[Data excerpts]

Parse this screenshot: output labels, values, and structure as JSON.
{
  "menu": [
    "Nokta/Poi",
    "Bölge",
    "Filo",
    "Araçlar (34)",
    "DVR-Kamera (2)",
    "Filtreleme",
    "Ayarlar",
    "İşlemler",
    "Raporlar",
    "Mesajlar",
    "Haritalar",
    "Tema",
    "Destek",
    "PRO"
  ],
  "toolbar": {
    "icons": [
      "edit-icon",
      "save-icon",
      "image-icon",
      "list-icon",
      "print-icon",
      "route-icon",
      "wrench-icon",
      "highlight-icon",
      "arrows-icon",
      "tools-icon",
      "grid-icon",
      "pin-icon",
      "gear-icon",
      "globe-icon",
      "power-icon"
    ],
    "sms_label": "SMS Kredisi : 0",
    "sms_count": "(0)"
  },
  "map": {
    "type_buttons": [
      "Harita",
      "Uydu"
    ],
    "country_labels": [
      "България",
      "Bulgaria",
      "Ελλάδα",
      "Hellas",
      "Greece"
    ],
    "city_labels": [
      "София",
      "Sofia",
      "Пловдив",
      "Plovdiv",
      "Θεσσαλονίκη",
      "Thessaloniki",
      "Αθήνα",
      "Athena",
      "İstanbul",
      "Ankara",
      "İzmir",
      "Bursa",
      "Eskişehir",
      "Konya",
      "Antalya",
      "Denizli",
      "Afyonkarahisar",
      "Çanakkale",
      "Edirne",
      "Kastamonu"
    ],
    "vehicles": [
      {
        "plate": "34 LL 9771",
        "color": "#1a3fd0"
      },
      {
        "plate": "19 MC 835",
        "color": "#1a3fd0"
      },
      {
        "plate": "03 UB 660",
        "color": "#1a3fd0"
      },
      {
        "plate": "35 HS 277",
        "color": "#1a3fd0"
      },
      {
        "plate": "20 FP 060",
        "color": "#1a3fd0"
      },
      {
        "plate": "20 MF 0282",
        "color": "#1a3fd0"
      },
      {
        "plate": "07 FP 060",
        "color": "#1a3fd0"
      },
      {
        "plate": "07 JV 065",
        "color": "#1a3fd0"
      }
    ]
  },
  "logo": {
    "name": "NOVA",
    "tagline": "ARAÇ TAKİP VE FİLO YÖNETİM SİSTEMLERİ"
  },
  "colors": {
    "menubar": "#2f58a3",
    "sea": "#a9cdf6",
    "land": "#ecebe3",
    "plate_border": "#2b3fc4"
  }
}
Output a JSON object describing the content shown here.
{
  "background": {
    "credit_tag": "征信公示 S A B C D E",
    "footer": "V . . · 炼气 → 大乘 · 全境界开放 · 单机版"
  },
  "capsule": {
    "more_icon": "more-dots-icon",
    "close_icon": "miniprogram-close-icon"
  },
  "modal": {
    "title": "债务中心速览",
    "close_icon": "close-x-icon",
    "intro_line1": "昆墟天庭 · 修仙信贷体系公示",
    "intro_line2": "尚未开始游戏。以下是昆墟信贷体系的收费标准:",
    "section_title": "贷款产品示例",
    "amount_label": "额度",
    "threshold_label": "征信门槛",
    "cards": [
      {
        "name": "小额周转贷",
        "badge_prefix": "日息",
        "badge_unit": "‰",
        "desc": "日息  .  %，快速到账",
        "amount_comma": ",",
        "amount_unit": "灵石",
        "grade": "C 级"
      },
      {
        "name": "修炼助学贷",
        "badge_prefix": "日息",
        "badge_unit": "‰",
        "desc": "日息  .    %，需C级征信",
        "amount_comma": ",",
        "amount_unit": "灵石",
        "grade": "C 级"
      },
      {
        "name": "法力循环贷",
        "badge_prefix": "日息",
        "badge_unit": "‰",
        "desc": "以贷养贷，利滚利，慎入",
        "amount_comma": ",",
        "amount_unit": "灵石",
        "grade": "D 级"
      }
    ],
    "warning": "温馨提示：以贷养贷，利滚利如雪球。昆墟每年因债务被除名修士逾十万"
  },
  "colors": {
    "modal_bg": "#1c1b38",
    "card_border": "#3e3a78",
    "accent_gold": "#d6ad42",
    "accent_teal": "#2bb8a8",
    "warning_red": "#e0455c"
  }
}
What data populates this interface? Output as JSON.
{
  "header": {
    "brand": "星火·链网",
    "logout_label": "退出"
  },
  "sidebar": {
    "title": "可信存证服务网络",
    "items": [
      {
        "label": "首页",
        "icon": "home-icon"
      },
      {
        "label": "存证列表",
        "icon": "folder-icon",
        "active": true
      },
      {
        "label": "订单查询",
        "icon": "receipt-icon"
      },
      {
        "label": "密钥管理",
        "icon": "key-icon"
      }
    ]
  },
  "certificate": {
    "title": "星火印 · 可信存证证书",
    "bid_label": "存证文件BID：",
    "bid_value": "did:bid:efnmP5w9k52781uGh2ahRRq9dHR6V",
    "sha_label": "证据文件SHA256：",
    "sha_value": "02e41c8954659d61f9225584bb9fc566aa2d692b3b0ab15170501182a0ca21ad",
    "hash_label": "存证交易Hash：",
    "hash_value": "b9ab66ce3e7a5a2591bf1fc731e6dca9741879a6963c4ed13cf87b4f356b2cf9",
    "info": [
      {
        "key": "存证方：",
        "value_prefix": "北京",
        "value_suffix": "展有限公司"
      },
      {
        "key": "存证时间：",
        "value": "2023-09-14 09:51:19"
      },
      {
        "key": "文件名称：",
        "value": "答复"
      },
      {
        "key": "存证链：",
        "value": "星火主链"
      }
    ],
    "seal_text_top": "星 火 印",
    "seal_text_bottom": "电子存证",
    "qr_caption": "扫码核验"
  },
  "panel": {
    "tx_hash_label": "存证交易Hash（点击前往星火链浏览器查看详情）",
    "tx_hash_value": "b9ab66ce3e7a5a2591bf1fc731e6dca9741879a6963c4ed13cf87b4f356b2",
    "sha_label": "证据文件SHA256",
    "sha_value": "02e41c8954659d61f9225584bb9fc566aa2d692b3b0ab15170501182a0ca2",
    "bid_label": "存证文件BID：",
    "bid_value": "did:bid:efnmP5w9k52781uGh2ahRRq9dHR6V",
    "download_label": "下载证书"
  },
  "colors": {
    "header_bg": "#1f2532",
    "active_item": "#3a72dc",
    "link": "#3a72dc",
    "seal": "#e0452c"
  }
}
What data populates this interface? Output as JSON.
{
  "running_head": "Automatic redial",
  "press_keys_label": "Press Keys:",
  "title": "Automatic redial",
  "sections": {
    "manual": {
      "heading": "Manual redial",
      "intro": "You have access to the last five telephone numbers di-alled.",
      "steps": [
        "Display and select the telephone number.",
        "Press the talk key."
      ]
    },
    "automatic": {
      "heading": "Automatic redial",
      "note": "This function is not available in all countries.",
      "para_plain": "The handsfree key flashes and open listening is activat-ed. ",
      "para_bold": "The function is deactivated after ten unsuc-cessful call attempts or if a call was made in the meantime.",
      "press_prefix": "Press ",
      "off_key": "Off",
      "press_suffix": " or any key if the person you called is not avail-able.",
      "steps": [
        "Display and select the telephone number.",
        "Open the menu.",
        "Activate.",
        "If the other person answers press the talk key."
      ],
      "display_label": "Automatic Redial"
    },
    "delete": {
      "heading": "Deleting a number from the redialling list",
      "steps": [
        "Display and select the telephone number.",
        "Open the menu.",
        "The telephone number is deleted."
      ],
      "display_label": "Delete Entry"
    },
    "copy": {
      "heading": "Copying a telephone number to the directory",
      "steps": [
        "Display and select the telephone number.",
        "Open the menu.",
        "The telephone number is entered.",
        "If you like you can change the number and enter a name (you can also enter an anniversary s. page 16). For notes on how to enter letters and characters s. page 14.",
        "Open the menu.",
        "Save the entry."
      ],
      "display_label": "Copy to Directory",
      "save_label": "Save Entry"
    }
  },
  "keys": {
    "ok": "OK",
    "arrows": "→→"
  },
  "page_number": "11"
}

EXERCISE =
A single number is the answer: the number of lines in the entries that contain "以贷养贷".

TASK ANSWER =
2